of any part of the above policy will be a violation of the Honor Code.
If you turn in a handwritten solution, please write legibly.
Illegible scribble will earn zero points.
- Specific Policy Applicable to Exams
You will be asked to attest that you have read, understand, and
will abide by the following policy prior to the start of an exam.
You may therefore want to review it now and ask for any clarifications
necessary prior to taking any exam in this course.
Open-book, open-notes exam. You may consult CLRS, your own
notes, course homeworks, programming assignments, your solutions to
them, any solutions provided by the instructors, and other notes
provided by the instructors, including the course lecture slides.
The above listed material may be accessed in hard copy or electronic

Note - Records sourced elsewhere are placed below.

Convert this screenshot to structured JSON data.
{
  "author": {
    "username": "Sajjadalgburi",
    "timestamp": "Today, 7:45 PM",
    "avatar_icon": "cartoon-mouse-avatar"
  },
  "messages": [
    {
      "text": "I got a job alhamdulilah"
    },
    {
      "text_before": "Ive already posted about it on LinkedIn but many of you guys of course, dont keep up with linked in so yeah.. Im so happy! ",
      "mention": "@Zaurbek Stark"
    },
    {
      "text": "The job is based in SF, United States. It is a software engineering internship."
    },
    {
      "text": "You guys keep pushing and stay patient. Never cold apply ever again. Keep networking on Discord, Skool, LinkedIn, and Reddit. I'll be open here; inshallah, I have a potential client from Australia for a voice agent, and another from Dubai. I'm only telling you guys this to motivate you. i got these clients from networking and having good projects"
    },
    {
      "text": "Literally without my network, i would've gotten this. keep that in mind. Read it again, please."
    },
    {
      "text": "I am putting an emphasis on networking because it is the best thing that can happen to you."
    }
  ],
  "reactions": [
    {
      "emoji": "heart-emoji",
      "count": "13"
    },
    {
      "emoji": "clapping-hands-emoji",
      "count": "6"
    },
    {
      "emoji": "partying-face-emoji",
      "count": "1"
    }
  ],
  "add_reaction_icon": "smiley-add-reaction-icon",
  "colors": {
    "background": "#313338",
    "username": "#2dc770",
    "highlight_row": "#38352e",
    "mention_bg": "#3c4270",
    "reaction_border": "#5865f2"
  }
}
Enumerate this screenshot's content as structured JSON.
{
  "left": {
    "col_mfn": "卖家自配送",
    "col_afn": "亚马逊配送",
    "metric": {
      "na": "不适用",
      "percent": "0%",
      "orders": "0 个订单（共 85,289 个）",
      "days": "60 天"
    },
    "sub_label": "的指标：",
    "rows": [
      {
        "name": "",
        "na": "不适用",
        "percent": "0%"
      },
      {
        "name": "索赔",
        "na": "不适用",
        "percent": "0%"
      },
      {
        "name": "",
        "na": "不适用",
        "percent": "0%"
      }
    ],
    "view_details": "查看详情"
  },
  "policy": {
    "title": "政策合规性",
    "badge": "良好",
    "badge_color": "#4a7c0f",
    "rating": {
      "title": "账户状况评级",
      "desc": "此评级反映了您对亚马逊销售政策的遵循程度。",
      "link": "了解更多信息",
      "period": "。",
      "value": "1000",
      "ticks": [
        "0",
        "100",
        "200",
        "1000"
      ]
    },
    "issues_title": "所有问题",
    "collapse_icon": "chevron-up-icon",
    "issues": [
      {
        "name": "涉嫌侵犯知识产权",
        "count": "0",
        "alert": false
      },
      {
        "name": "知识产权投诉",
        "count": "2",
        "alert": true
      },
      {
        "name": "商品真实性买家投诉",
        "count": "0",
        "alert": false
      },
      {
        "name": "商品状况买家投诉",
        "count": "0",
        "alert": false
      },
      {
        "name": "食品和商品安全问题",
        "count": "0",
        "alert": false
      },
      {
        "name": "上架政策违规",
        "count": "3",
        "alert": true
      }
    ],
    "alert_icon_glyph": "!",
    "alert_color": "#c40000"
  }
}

form, either offline or online. A calculator or a calculator program
is also permitted for the exam. These are the only uses of a
computer and the Internet permitted. Any other use of the computer
and the Internet is strictly forbidden. You are expressly
not allowed to use any form of search engine to search the
Internet/Web/Wikipedia for answers to the exam questions. You are
not allowed to compile and run any programming code (including but
not limited to C/C++/C#/Java/Python) during the exam. You must
not consult any resources other than those listed above.
Notation. You must use double equal signs ("==") for equality
checking. A single equal sign (`=') will always be interpreted as
an assignment operation.
Write legibly. If the person grading your exam cannot read
what you've written, he will simply assume that you meant the
illegible portion as a note to yourself and will ignore it. If you
lose points because part of your answer could not be read,
you will not be given the opportunity to explain what it says.
Do not ask questions during the exam. Most questions are
unnecessary and they disturb other students. Figuring out what
the exam question is asking is part of the exam. If you think you
have to make some unusual assumption to answer a problem, note
what that assumption is on the test. The answers to most questions
should be short. If you find yourself writing an excessively long
response, you may want to think more carefully about the question.
Write your name on the upper right hand corner of every page.
Please sign below to state that you have read, understand, and will abide
by the instructions and policies above and the
CoE Honor Code.